### TASK TO COMPLETE
An exact copy of every entry is needed here; the images stay out.

### Extracted records
========================
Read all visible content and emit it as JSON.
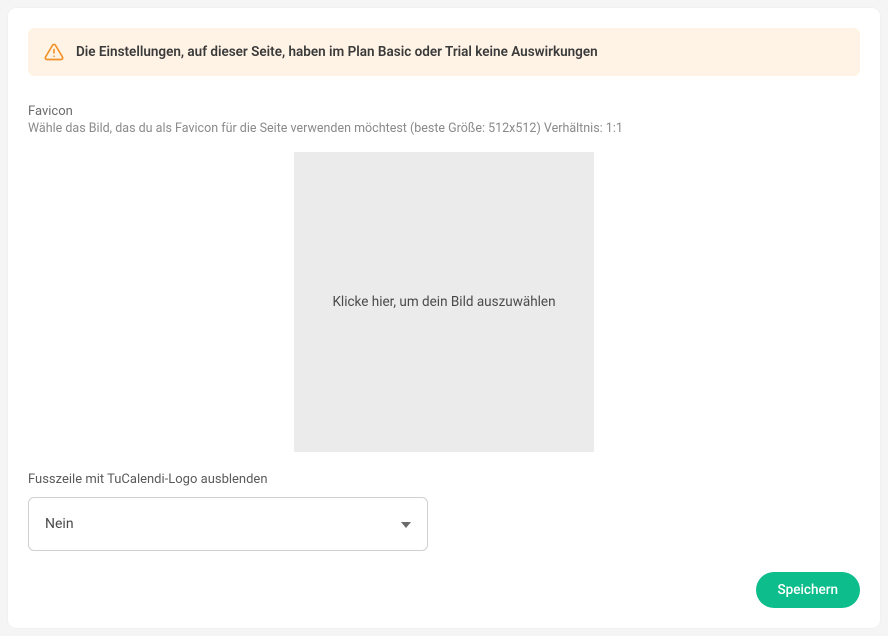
{
  "alert": {
    "text": "Die Einstellungen, auf dieser Seite, haben im Plan Basic oder Trial keine Auswirkungen"
  },
  "favicon": {
    "label": "Favicon",
    "description": "Wähle das Bild, das du als Favicon für die Seite verwenden möchtest (beste Größe: 512x512) Verhältnis: 1:1",
    "upload_text": "Klicke hier, um dein Bild auszuwählen"
  },
  "footer_logo": {
    "label": "Fusszeile mit TuCalendi-Logo ausblenden",
    "selected": "Nein"
  },
  "actions": {
    "save_label": "Speichern"
  }
}
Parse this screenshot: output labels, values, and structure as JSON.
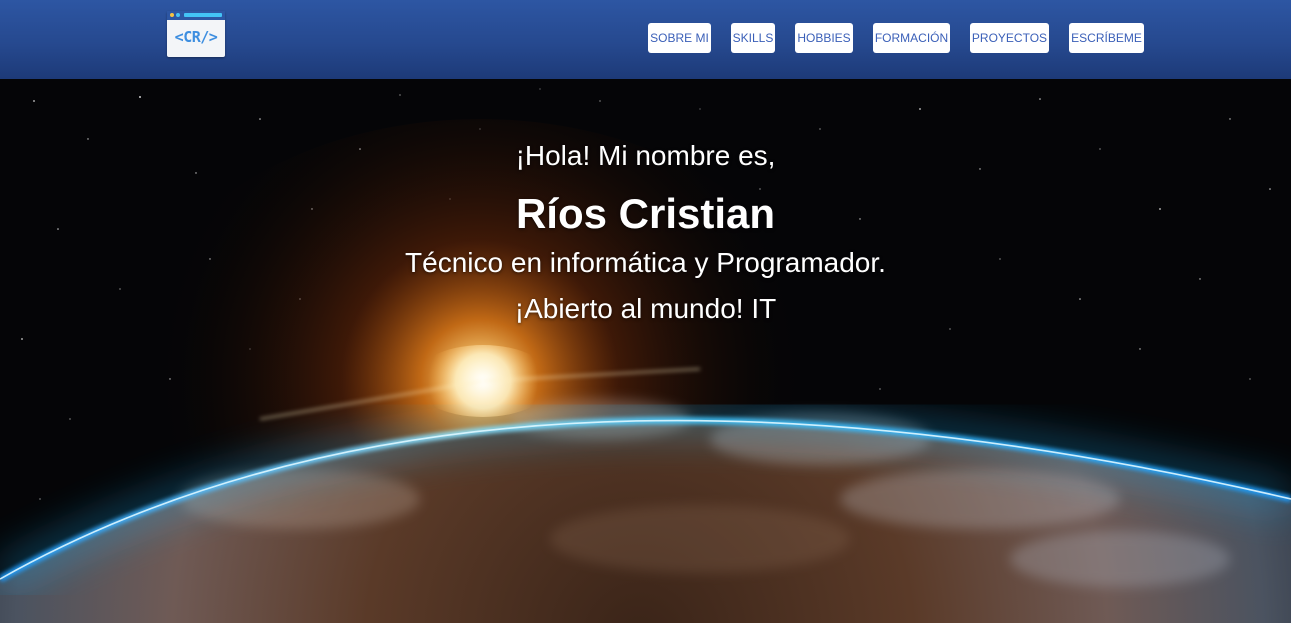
{
  "logo": {
    "text": "<CR/>"
  },
  "nav": {
    "items": [
      {
        "label": "SOBRE MI"
      },
      {
        "label": "SKILLS"
      },
      {
        "label": "HOBBIES"
      },
      {
        "label": "FORMACIÓN"
      },
      {
        "label": "PROYECTOS"
      },
      {
        "label": "ESCRÍBEME"
      }
    ]
  },
  "hero": {
    "greeting": "¡Hola! Mi nombre es,",
    "name": "Ríos Cristian",
    "title": "Técnico en informática y Programador.",
    "tagline": "¡Abierto al mundo! IT",
    "background": "earth-sunrise-from-space"
  },
  "colors": {
    "navbar": "#26498f",
    "nav_button_bg": "#ffffff",
    "nav_button_text": "#3a5fb8",
    "logo_text": "#3d8ee0",
    "hero_text": "#ffffff",
    "atmosphere": "#1fb8ff",
    "sun_glow": "#ff8a1a"
  }
}
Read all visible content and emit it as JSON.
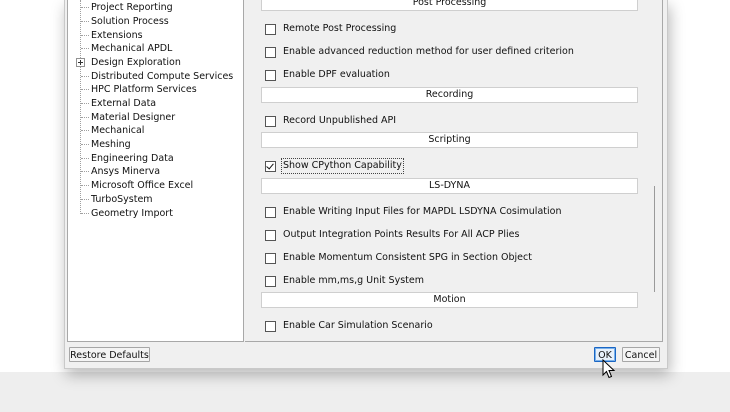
{
  "tree": {
    "items": [
      {
        "label": "Project Reporting",
        "expandable": false
      },
      {
        "label": "Solution Process",
        "expandable": false
      },
      {
        "label": "Extensions",
        "expandable": false
      },
      {
        "label": "Mechanical APDL",
        "expandable": false
      },
      {
        "label": "Design Exploration",
        "expandable": true
      },
      {
        "label": "Distributed Compute Services",
        "expandable": false
      },
      {
        "label": "HPC Platform Services",
        "expandable": false
      },
      {
        "label": "External Data",
        "expandable": false
      },
      {
        "label": "Material Designer",
        "expandable": false
      },
      {
        "label": "Mechanical",
        "expandable": false
      },
      {
        "label": "Meshing",
        "expandable": false
      },
      {
        "label": "Engineering Data",
        "expandable": false
      },
      {
        "label": "Ansys Minerva",
        "expandable": false
      },
      {
        "label": "Microsoft Office Excel",
        "expandable": false
      },
      {
        "label": "TurboSystem",
        "expandable": false
      },
      {
        "label": "Geometry Import",
        "expandable": false
      }
    ]
  },
  "settings": {
    "sections": {
      "post_processing": "Post Processing",
      "recording": "Recording",
      "scripting": "Scripting",
      "lsdyna": "LS-DYNA",
      "motion": "Motion"
    },
    "options": {
      "remote_post": {
        "label": "Remote Post Processing",
        "checked": false
      },
      "adv_reduction": {
        "label": "Enable advanced reduction method for user defined criterion",
        "checked": false
      },
      "dpf_eval": {
        "label": "Enable DPF evaluation",
        "checked": false
      },
      "record_unpublished": {
        "label": "Record Unpublished API",
        "checked": false
      },
      "cpython": {
        "label": "Show CPython Capability",
        "checked": true
      },
      "writing_input": {
        "label": "Enable Writing Input Files for MAPDL LSDYNA Cosimulation",
        "checked": false
      },
      "integration_points": {
        "label": "Output Integration Points Results For All ACP Plies",
        "checked": false
      },
      "momentum_spg": {
        "label": "Enable Momentum Consistent SPG in Section Object",
        "checked": false
      },
      "unit_system": {
        "label": "Enable mm,ms,g Unit System",
        "checked": false
      },
      "car_sim": {
        "label": "Enable Car Simulation Scenario",
        "checked": false
      }
    }
  },
  "footer": {
    "restore_defaults": "Restore Defaults",
    "ok": "OK",
    "cancel": "Cancel"
  }
}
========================
### RESULT OF THIS TASK
Read all visible content and emit it as JSON.
{
  "alert": {
    "text": "Die Einstellungen, auf dieser Seite, haben im Plan Basic oder Trial keine Auswirkungen"
  },
  "favicon": {
    "label": "Favicon",
    "description": "Wähle das Bild, das du als Favicon für die Seite verwenden möchtest (beste Größe: 512x512) Verhältnis: 1:1",
    "upload_text": "Klicke hier, um dein Bild auszuwählen"
  },
  "footer_logo": {
    "label": "Fusszeile mit TuCalendi-Logo ausblenden",
    "selected": "Nein"
  },
  "actions": {
    "save_label": "Speichern"
  }
}
Parse this screenshot: output labels, values, and structure as JSON.
{
  "logo": {
    "text": "<CR/>"
  },
  "nav": {
    "items": [
      {
        "label": "SOBRE MI"
      },
      {
        "label": "SKILLS"
      },
      {
        "label": "HOBBIES"
      },
      {
        "label": "FORMACIÓN"
      },
      {
        "label": "PROYECTOS"
      },
      {
        "label": "ESCRÍBEME"
      }
    ]
  },
  "hero": {
    "greeting": "¡Hola! Mi nombre es,",
    "name": "Ríos Cristian",
    "title": "Técnico en informática y Programador.",
    "tagline": "¡Abierto al mundo! IT",
    "background": "earth-sunrise-from-space"
  },
  "colors": {
    "navbar": "#26498f",
    "nav_button_bg": "#ffffff",
    "nav_button_text": "#3a5fb8",
    "logo_text": "#3d8ee0",
    "hero_text": "#ffffff",
    "atmosphere": "#1fb8ff",
    "sun_glow": "#ff8a1a"
  }
}
Read all visible content and emit it as JSON.
{
  "tree": {
    "items": [
      {
        "label": "Project Reporting",
        "expandable": false
      },
      {
        "label": "Solution Process",
        "expandable": false
      },
      {
        "label": "Extensions",
        "expandable": false
      },
      {
        "label": "Mechanical APDL",
        "expandable": false
      },
      {
        "label": "Design Exploration",
        "expandable": true
      },
      {
        "label": "Distributed Compute Services",
        "expandable": false
      },
      {
        "label": "HPC Platform Services",
        "expandable": false
      },
      {
        "label": "External Data",
        "expandable": false
      },
      {
        "label": "Material Designer",
        "expandable": false
      },
      {
        "label": "Mechanical",
        "expandable": false
      },
      {
        "label": "Meshing",
        "expandable": false
      },
      {
        "label": "Engineering Data",
        "expandable": false
      },
      {
        "label": "Ansys Minerva",
        "expandable": false
      },
      {
        "label": "Microsoft Office Excel",
        "expandable": false
      },
      {
        "label": "TurboSystem",
        "expandable": false
      },
      {
        "label": "Geometry Import",
        "expandable": false
      }
    ]
  },
  "settings": {
    "sections": {
      "post_processing": "Post Processing",
      "recording": "Recording",
      "scripting": "Scripting",
      "lsdyna": "LS-DYNA",
      "motion": "Motion"
    },
    "options": {
      "remote_post": {
        "label": "Remote Post Processing",
        "checked": false
      },
      "adv_reduction": {
        "label": "Enable advanced reduction method for user defined criterion",
        "checked": false
      },
      "dpf_eval": {
        "label": "Enable DPF evaluation",
        "checked": false
      },
      "record_unpublished": {
        "label": "Record Unpublished API",
        "checked": false
      },
      "cpython": {
        "label": "Show CPython Capability",
        "checked": true
      },
      "writing_input": {
        "label": "Enable Writing Input Files for MAPDL LSDYNA Cosimulation",
        "checked": false
      },
      "integration_points": {
        "label": "Output Integration Points Results For All ACP Plies",
        "checked": false
      },
      "momentum_spg": {
        "label": "Enable Momentum Consistent SPG in Section Object",
        "checked": false
      },
      "unit_system": {
        "label": "Enable mm,ms,g Unit System",
        "checked": false
      },
      "car_sim": {
        "label": "Enable Car Simulation Scenario",
        "checked": false
      }
    }
  },
  "footer": {
    "restore_defaults": "Restore Defaults",
    "ok": "OK",
    "cancel": "Cancel"
  }
}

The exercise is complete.